In their first substantive appearance in federal court, four former Minneapolis police officers pleaded not guilty Tuesday to charges they abused their positions of authority to detain George Floyd during a fatal attempted arrest in 2020.
Derek Chauvin, J. Alexander Kueng, Thomas Lane and Tou Thao are accused of using the "color of the law" to deprive Floyd of his constitutional rights to be "free from the use of unreasonable force" when Chauvin pinned down Floyd with a knee on his neck for more than nine minutes, and the other three did nothing to stop him.
"This offense resulted in bodily injury to, and the death of George Floyd," according to the federal charges, which run separate from the state's cases against the same officers.
The four defendants appeared virtually for the hearing before U.S. Magistrate Judge Tony Leung in Minneapolis, where he heard about 40 motions, mostly on such routine matters as filing deadlines and whether the attorneys plan to call expert witnesses at trial.
Attorneys for Lane and Kueng argued that the indictment inaccurately cites when the officers started working for the Minneapolis Police Department, offering a small window into a defense likely to focus on the officers being rookies who looked to their superiors — including Chauvin, their field training officer — for how to act.
The charging document says Lane and Kueng started with the department in December 2019, but the defense attorneys said the two were in training at that time. When they detained Floyd, they had worked only a few shifts, said attorney Earl Gray, who represents Lane.
"[Lane] did take the oath in 2019," Gray said. "However, he was not on his own, and by that I mean not making decisions on his own, until four days before the incident on May 25," said Gray. He said this distinction is important because the jury will decide whether Lane and Kueng should have done more to intervene.
But Assistant U.S. Attorney Manda Sertich said department records show the two were sworn-in in December. "It's hard to see how there could be an argument made" to the contrary, Sertich said.
The attorneys for Kueng, Lane and Thao also asked Leung to try their cases separately from Chauvin. A jury convicted Chauvin of second-degree murder in the state's case in April, and the high-profile verdict will prejudice the other three to a jury, their attorneys said.
"His actions are going to be held against us in this trial," Gray said. "Everybody knows Derek Chauvin was convicted of murder. Are we going to be presumed innocent? I doubt it."

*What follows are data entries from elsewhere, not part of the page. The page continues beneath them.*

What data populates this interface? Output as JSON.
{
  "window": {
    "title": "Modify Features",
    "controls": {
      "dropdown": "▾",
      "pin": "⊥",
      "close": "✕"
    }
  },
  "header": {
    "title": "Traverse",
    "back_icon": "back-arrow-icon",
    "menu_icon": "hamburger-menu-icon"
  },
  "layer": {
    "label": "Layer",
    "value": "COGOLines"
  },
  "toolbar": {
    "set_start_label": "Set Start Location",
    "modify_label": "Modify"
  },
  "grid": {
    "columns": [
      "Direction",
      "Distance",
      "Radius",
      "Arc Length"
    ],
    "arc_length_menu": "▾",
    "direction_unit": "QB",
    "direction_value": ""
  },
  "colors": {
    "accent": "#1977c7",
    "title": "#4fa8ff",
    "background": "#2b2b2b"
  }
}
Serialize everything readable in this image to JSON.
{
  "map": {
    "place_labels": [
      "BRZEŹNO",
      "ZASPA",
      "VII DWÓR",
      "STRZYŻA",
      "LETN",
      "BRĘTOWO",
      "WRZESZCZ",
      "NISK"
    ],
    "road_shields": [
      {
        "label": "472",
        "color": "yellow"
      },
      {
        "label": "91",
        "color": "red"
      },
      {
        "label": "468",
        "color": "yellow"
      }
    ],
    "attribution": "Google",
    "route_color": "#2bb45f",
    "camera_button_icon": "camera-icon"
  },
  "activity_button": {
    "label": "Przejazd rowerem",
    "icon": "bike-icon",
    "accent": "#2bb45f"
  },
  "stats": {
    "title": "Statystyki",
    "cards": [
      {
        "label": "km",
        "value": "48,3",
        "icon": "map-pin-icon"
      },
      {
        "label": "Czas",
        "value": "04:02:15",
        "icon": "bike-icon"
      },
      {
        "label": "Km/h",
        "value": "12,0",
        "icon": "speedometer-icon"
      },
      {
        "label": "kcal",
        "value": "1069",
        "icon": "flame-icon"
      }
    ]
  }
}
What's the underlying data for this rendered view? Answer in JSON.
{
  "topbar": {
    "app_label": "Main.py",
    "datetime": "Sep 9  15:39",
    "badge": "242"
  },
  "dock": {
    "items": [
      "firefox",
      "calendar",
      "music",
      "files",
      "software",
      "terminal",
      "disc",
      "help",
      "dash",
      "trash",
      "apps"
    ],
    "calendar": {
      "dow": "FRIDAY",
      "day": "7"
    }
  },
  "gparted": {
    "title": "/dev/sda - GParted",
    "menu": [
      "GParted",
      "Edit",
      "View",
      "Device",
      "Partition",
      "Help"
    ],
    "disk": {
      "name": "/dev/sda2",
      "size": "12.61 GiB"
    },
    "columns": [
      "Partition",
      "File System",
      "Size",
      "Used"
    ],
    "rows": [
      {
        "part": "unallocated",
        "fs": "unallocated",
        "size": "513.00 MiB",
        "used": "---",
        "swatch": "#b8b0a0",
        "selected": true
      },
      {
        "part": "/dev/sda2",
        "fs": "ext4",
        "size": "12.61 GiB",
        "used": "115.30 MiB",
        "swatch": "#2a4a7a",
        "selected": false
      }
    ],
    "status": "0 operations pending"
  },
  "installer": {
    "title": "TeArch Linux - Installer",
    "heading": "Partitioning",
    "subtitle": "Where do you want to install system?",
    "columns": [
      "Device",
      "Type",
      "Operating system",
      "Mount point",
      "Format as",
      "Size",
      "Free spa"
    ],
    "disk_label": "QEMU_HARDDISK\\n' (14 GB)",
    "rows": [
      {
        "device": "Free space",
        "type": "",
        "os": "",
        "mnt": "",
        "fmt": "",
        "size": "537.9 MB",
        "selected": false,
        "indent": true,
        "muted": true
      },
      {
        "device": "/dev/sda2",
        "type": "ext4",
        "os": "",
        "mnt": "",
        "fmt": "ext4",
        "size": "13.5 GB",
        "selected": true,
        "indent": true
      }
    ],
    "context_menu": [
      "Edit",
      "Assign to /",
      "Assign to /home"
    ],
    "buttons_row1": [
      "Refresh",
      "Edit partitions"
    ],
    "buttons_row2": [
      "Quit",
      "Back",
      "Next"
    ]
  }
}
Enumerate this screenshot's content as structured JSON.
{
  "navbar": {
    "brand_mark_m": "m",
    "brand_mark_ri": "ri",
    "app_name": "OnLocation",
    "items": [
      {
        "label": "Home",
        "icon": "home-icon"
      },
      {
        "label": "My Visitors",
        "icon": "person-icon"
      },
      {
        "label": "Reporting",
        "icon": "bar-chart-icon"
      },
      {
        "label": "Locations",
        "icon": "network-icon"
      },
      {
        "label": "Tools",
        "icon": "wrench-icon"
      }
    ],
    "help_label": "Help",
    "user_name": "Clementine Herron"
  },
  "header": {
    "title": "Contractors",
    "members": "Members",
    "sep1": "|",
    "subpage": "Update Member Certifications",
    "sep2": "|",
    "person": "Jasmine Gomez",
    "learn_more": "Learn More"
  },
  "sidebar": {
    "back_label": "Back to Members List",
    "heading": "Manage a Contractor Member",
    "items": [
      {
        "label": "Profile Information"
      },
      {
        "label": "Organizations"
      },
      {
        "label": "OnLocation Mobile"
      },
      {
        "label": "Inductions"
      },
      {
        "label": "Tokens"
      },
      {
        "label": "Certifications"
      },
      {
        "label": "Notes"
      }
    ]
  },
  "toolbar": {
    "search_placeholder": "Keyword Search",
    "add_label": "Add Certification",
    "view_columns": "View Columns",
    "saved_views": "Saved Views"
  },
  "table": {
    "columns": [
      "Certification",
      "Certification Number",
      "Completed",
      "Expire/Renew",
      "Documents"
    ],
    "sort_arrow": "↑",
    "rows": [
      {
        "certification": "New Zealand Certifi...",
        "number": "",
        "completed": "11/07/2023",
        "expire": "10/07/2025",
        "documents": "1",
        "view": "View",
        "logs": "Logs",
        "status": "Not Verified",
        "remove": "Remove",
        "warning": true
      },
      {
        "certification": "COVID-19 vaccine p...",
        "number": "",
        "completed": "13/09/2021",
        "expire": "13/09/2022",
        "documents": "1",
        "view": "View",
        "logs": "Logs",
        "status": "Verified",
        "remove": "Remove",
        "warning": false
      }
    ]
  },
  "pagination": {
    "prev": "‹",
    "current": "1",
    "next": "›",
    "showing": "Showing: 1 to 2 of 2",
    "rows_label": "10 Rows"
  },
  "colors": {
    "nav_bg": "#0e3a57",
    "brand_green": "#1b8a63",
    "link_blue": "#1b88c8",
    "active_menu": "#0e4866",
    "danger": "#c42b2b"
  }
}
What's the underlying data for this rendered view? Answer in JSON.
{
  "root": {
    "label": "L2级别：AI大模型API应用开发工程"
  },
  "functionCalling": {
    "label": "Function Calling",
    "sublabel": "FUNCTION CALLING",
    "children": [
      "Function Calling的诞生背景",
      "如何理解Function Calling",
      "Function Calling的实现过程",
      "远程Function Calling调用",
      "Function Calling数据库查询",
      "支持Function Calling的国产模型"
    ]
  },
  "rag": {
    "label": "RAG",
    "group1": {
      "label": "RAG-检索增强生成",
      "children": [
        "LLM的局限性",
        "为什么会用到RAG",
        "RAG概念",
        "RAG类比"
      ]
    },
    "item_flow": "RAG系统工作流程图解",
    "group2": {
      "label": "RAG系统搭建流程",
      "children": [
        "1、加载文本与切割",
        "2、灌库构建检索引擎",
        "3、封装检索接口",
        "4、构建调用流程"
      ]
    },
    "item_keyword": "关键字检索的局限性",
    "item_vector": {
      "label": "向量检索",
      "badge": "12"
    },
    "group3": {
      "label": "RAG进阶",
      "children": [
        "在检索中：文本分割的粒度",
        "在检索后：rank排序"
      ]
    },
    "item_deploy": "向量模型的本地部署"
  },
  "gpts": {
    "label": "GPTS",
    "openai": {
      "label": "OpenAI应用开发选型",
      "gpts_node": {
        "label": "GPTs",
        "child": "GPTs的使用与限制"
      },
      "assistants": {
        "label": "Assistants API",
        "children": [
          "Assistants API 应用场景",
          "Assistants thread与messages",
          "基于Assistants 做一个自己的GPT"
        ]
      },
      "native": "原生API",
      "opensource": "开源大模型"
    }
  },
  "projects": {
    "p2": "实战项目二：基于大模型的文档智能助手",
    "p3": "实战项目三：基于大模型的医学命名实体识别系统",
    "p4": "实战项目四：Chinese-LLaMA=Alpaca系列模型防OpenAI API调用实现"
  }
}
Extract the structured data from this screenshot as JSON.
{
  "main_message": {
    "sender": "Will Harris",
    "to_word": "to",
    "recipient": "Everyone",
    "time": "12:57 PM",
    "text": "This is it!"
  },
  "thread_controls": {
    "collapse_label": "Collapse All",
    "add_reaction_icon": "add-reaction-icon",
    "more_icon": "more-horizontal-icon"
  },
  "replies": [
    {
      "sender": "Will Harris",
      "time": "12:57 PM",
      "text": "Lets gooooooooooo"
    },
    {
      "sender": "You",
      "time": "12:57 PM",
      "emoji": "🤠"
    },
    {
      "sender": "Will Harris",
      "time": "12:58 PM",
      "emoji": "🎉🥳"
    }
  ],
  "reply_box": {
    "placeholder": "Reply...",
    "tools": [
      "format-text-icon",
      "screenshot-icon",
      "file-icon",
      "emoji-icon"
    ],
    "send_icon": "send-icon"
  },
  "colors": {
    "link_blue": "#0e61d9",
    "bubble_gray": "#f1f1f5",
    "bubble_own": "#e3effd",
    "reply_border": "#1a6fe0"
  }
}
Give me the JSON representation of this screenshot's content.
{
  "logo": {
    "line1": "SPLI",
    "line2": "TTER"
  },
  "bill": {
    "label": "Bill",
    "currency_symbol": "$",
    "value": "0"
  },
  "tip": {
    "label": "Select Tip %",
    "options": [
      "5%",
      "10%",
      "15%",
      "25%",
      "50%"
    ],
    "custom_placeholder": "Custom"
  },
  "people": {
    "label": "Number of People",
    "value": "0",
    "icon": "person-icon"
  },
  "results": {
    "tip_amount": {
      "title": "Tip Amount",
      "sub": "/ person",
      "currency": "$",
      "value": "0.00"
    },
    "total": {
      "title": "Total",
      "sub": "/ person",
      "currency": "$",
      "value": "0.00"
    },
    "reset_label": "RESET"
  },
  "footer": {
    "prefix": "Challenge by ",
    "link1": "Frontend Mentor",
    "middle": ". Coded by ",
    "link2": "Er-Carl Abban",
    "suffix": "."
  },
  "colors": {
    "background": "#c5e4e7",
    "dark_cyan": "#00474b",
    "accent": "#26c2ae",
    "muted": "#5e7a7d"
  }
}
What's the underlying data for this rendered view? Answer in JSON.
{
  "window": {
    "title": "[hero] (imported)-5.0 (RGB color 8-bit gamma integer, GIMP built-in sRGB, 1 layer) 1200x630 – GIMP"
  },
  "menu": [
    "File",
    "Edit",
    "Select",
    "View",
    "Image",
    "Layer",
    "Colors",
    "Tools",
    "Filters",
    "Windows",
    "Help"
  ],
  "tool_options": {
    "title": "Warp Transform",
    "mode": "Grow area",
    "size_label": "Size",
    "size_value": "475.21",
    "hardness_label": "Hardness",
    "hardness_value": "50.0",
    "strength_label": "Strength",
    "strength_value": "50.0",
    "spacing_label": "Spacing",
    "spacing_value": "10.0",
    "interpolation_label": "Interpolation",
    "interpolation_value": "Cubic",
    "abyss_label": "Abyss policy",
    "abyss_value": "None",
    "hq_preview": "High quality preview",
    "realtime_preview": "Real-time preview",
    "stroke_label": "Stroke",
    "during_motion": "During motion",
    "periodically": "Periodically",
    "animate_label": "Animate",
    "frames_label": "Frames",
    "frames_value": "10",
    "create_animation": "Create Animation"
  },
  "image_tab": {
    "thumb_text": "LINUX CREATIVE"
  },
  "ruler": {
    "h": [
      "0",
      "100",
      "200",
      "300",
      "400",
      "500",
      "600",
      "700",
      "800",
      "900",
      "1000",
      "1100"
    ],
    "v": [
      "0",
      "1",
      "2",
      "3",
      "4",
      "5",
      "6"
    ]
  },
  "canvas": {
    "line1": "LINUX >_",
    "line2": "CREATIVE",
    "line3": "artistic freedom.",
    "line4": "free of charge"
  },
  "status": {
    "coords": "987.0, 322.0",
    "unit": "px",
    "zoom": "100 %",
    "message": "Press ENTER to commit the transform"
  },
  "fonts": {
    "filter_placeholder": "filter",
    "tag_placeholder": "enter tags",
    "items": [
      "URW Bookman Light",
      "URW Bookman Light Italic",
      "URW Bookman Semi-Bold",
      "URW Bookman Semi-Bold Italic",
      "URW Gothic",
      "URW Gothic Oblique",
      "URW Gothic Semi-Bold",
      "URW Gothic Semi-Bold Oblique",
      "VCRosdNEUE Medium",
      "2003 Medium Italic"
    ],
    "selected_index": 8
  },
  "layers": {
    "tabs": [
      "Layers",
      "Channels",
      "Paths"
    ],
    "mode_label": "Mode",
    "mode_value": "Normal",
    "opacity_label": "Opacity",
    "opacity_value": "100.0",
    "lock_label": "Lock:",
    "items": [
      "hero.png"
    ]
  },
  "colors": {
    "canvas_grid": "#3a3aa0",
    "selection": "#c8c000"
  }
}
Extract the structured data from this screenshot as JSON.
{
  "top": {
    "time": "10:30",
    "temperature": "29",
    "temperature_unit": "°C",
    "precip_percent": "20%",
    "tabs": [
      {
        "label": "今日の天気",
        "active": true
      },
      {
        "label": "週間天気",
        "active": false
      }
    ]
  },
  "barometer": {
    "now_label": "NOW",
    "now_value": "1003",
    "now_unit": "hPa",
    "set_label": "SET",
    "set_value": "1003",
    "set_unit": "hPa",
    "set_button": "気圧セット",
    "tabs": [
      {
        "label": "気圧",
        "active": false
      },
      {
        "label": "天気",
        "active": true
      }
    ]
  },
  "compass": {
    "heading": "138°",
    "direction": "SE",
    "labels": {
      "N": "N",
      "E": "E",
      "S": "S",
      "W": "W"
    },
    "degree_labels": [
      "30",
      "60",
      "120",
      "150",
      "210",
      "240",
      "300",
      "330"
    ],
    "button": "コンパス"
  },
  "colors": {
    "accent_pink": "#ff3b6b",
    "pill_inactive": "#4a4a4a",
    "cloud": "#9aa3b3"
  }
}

No trial date has been set for the federal cases, and Leung didn't decide any of the motions Tuesday.
Meanwhile, Thao, Kueng and Lane are heading toward a separate trial on state charges of aiding and abetting murder and manslaughter in connection with Floyd's death. Chauvin, who was tried separately, was sentenced in June by a Hennepin County judge to 22½ years in prison.
Chauvin is scheduled to be arraigned Thursday on a federal charge unrelated to Floyd's killing. That indictment relates to a violent arrest recorded by a body camera, which prosecutors for the state's case described in court documents and cited as evidence of Chauvin's brand of violent policing when dealing with suspects who refused to bend to his will.
On Sept. 4, 2017, Chauvin and another officer responded to a domestic assault, in which a mother said her juvenile son and daughter assaulted her. The officers arrived to find the 14-year-old son on his phone and lying on the floor in the back of the house. They told him he was under arrest and ordered him to get up. When the boy refused, Chauvin grabbed him and repeatedly struck the teen in the head with his flashlight.
The video shows Chauvin using a neck restraint, choking the boy unconscious and placing him in a prone position with a knee in his back for about 17 minutes until paramedics arrived, according to court documents.
Andy Mannix • 612-673-4036